WASHINGTON – Labor Department rules published Thursday say that workers cannot get post-Sept. 11 unemployment assistance if they did not make their livelihoods within the designated disaster areas of New York City and Arlington, Va.
The ruling means, among other things, that Maryland labor officials were right to deny benefits to Prince George’s County airport workers left jobless when those airports were ordered shut down after the terrorist attacks on the World Trade Center and the Pentagon.
Officials at the local airports declined to comment on the final Labor ruling, but local lawmakers said they were disheartened by the decision.
Rep. Steny Hoyer, D-Mechanicsville, “is disappointed that those who lost their jobs in Maryland as a result of Sept. 11 are not being given the same consideration as those who received the benefits,” said his spokeswoman, Katie Elbert.
The new rule corrects interim regulations that said workers who lost their jobs as a “direct result” of the attacks could apply for extended unemployment benefits even if their place of work was outside the disaster areas.
The notice in Thursday’s Federal Register said the rule was never meant to include physical inaccessibility to a workplace or loss of revenue “due to damage, destruction or the closure of entities located outside the major disaster areas.”
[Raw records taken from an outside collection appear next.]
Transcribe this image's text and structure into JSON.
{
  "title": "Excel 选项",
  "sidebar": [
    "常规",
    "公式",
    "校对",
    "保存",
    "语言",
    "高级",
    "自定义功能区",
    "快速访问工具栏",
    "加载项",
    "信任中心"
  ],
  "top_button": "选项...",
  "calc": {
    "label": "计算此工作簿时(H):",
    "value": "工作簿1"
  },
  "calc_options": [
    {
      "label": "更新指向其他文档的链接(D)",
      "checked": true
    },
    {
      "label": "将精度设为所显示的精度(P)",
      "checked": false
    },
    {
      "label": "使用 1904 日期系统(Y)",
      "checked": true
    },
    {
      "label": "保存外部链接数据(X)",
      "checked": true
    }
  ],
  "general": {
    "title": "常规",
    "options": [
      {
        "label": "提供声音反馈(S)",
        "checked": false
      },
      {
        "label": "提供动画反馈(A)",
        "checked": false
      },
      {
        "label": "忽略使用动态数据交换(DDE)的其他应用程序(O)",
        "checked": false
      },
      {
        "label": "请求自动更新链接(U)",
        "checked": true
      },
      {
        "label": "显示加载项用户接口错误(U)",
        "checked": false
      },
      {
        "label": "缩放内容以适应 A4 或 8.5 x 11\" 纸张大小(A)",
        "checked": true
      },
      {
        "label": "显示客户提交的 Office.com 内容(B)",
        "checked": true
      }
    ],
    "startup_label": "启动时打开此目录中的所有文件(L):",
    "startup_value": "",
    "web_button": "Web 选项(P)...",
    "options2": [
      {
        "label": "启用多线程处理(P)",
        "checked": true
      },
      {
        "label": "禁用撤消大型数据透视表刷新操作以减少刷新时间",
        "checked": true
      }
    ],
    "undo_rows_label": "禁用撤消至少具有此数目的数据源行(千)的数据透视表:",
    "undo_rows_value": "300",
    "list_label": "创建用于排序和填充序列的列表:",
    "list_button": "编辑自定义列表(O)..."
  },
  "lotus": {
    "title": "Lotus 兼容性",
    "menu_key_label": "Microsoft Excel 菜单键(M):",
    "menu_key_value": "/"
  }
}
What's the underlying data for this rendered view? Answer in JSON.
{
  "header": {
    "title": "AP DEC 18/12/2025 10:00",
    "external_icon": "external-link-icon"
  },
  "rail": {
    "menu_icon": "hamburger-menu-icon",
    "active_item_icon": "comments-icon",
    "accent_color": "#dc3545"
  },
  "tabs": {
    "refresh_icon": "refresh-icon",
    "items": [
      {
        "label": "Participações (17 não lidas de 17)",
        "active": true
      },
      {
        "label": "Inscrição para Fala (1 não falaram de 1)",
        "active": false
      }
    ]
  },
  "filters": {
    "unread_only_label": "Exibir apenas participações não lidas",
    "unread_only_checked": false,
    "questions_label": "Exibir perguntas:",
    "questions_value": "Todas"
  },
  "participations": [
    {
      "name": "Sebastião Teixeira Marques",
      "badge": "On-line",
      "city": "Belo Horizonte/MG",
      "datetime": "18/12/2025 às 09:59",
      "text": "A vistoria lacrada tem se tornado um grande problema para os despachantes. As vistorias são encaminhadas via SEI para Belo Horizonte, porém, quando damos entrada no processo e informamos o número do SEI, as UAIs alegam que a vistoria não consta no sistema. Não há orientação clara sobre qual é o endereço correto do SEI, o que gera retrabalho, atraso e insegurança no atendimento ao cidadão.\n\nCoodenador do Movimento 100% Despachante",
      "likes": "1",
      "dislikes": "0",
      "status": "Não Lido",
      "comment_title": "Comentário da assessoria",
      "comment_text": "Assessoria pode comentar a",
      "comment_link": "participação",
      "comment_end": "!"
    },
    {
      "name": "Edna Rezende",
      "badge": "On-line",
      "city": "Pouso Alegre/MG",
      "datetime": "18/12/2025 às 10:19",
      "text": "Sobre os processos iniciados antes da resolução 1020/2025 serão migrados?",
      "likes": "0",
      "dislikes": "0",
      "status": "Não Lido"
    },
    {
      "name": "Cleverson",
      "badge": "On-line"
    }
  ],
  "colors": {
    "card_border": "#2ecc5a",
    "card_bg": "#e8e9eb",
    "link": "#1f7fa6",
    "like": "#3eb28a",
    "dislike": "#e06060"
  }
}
Labor Department officials said that their intent was to cover workers outside the “disaster sites” — Ground Zero in New York or the Pentagon — but not outside the disaster areas.
Cheryl Atkinson, director of the Labor Department’s Office of Workforce Security, said in a written statement that workers outside the disaster area may still be eligible for disaster unemployment assistance under the new regulations. But they would have to prove that they lost at least 50 percent of their business, that it was earned at a site in the disaster area and that the loss was a direct result of the attacks.
A Washington, D.C., cab driver who did most of his business at Reagan National Airport could qualify, for example, because the airport is in Arlington County and was ordered closed for an extended period by the government. Short of all those criteria, however, a claim for benefits would be denied.
The department said it recognized the “ripple effect” the Sept. 11 attacks had on the economy, but that the regulation was “never intended to cover all of the possible economic effects of a disaster.”
The new regulations are in response to comments by unions and other groups. Besides clarifying eligibility requirements for disaster unemployment assistance, the department also rejected suggestions that it: open benefits to affected illegal aliens; expand eligibility to workers in areas “close to” the disaster areas; and do away with a requirement that workers prove disaster- related hardship every week.
Although they were denied disaster unemployment assistance, Atkinson said the Maryland airport workers would have been eligible for other services if the state government had requested federal aid.
The workers could have received “training and re-employment assistance through National Emergency Grants when applied for by the state,” she said. But Atkinson said state officials at the time did not apply for such a grant following the Sept. 11 attacks.